**DIRECTIONS:** Images do not belong in the copy. Retype all the entries below exactly.

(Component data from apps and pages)
* * * * *

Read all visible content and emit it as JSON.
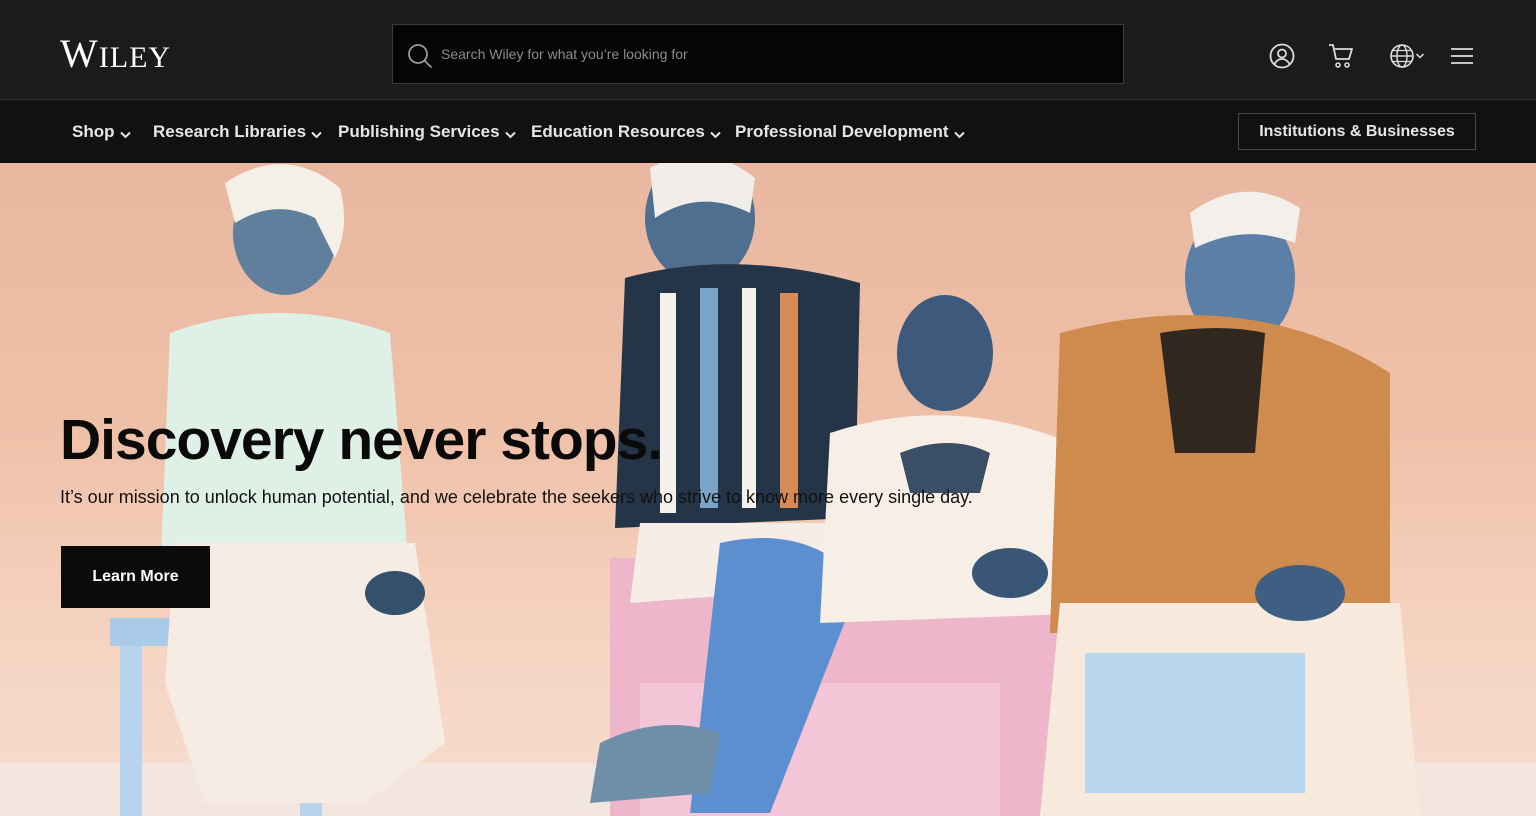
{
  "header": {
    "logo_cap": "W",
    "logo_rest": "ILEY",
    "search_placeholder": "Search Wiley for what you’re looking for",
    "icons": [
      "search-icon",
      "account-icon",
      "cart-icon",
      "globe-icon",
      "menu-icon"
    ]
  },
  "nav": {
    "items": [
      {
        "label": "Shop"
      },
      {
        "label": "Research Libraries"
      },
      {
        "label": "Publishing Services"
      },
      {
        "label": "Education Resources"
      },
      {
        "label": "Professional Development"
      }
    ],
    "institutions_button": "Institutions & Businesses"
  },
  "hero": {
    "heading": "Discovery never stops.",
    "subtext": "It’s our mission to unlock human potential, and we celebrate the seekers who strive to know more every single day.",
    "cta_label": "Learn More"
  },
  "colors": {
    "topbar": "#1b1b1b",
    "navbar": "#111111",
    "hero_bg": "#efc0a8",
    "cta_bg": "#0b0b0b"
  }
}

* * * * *

**OUTPUT:**
Read all visible content and emit it as JSON.
{
  "header": {
    "logo_cap": "W",
    "logo_rest": "ILEY",
    "search_placeholder": "Search Wiley for what you’re looking for",
    "icons": [
      "search-icon",
      "account-icon",
      "cart-icon",
      "globe-icon",
      "menu-icon"
    ]
  },
  "nav": {
    "items": [
      {
        "label": "Shop"
      },
      {
        "label": "Research Libraries"
      },
      {
        "label": "Publishing Services"
      },
      {
        "label": "Education Resources"
      },
      {
        "label": "Professional Development"
      }
    ],
    "institutions_button": "Institutions & Businesses"
  },
  "hero": {
    "heading": "Discovery never stops.",
    "subtext": "It’s our mission to unlock human potential, and we celebrate the seekers who strive to know more every single day.",
    "cta_label": "Learn More"
  },
  "colors": {
    "topbar": "#1b1b1b",
    "navbar": "#111111",
    "hero_bg": "#efc0a8",
    "cta_bg": "#0b0b0b"
  }
}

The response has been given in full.